Through a glass, darkly…

There are many reasons why video surveillance (or closed-circuit television – CCTV) works less well than its advocates claim, and here is another to add to the list from China, the country with probably the most rapidly expanding surveillance infrastructure in the world, and the reason is: air pollution.

Low visibility in Chinese cities due to smog (South China Morning Post)

According to the South China Morning Post, the current record levels of smog in several major cities is leading to visibility of below three metres. It makes video surveillance, even with infrared or other night vision capabilities, useless, and there are no easy solutions.

The Chinese state is so paranoid about internal security, particularly following the recent apparent terrorist attack in Beijing, that it is even considering installing imaging radar systems, more normally found in battlefields and satellite systems.  Apparently, dealing with either the root causes of the pollution or the ‘security’ issues (mainly political discontent across China’s massive and diverse land area) is not on the cards, so China continues to stay on the surveillance technology treadmill…

(thanks to Matt Wei for bringing this to my attention)

Indian surveillance build-up continues

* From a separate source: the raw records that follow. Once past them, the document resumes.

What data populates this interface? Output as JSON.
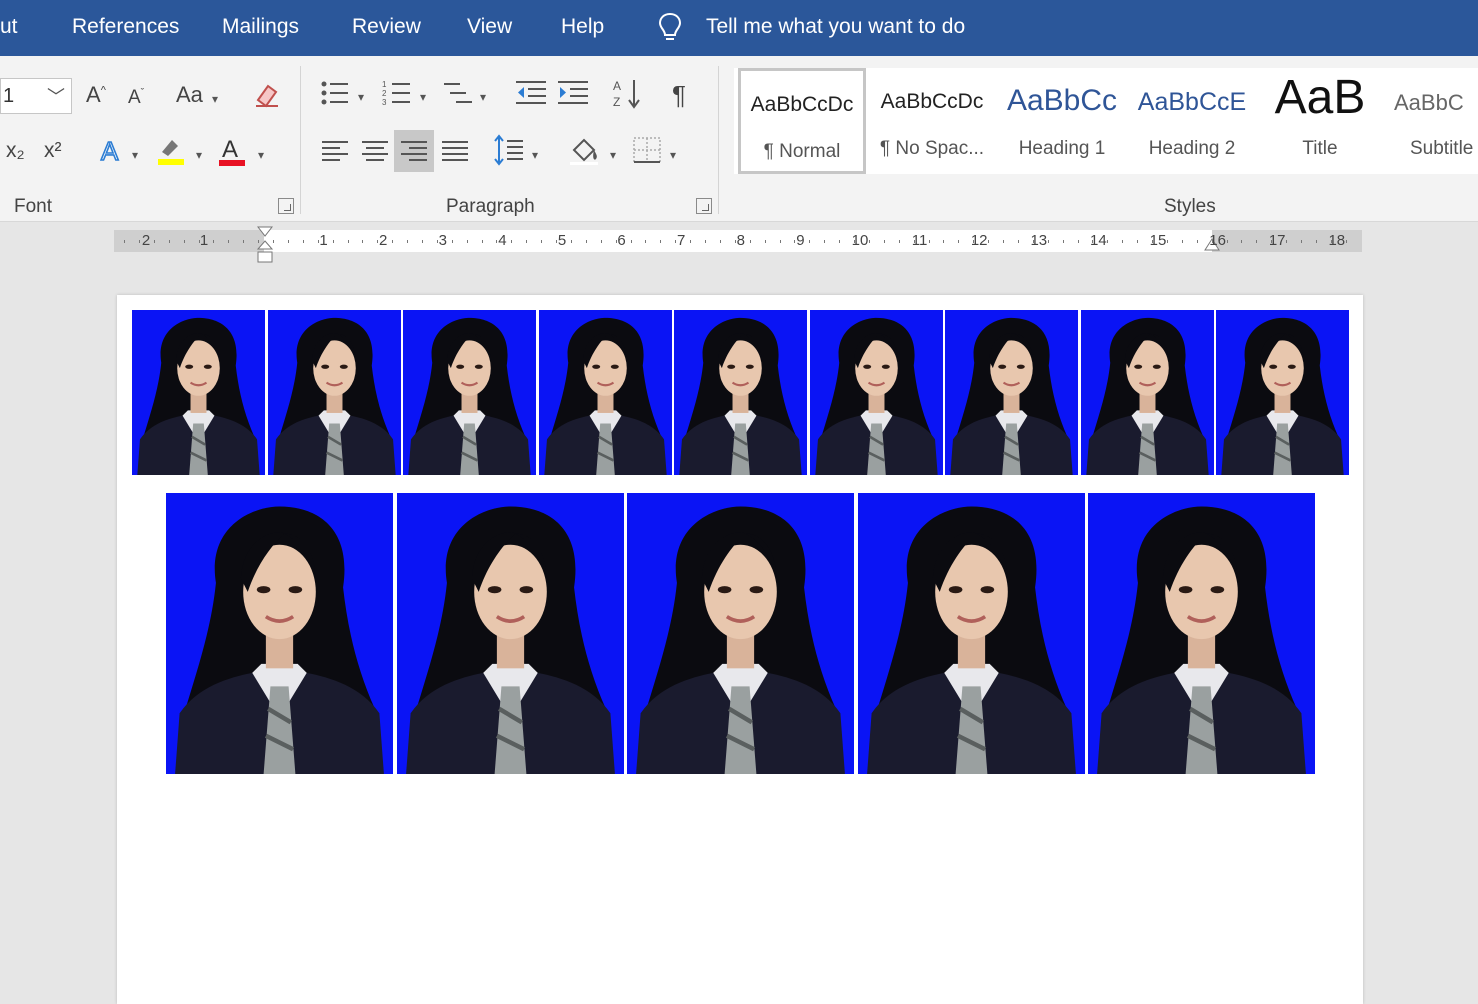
{
  "menu": {
    "tabs": [
      "ut",
      "References",
      "Mailings",
      "Review",
      "View",
      "Help"
    ],
    "tell_me": "Tell me what you want to do",
    "tell_icon": "lightbulb-icon"
  },
  "ribbon": {
    "font_size_value": "1",
    "groups": {
      "font": "Font",
      "paragraph": "Paragraph",
      "styles": "Styles"
    },
    "case_button": "Aa",
    "subscript": "x₂",
    "superscript": "x²"
  },
  "styles": [
    {
      "preview": "AaBbCcDc",
      "name": "¶ Normal"
    },
    {
      "preview": "AaBbCcDc",
      "name": "¶ No Spac..."
    },
    {
      "preview": "AaBbCc",
      "name": "Heading 1"
    },
    {
      "preview": "AaBbCcE",
      "name": "Heading 2"
    },
    {
      "preview": "AaB",
      "name": "Title"
    },
    {
      "preview": "AaBbC",
      "name": "Subtitle"
    }
  ],
  "ruler": {
    "left_numbers": [
      "2",
      "1"
    ],
    "numbers": [
      "1",
      "2",
      "3",
      "4",
      "5",
      "6",
      "7",
      "8",
      "9",
      "10",
      "11",
      "12",
      "13",
      "14",
      "15",
      "16",
      "17",
      "18"
    ]
  },
  "colors": {
    "menubar": "#2b579a",
    "photo_background": "#0a14f5",
    "highlight": "#ffff00",
    "font_color": "#e81123"
  },
  "document": {
    "small_photos_count": 9,
    "large_photos_count": 5
  }
}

India is investing massively in surveillance equipment both at national level and within the country, Video surveillance is expanding in cities, and it is also putting R&D and operational funds into major projects like a new mountain-top border radar system and now, a satellite platform that, it is claimed, will be “fitted with an intelligent sensor that will pick up conversations and communications across the borders.” Presumably this means a system rather like the US satellites that have been in operation since the 1980s that ‘vacuum’ up microwave communications signals from mobile telephones, rather than some kind of impossibly powerful microphone! Interestingly the story in the Hindu continually refers to the new devices, whether they be radar or satellites, as “network-centric”, and is peppered with references to “electronic warfare”,  showing that Indian military planners have almost entirely swallowed US strategic doctrines that emerged from the 1990s. With the USA now operating openly in Pakistan, the source of recent terrorist raids into India, and tensions ratcheting up with China, it seems that the US is backing India as its major regional partner, or at least that India is aping US methods.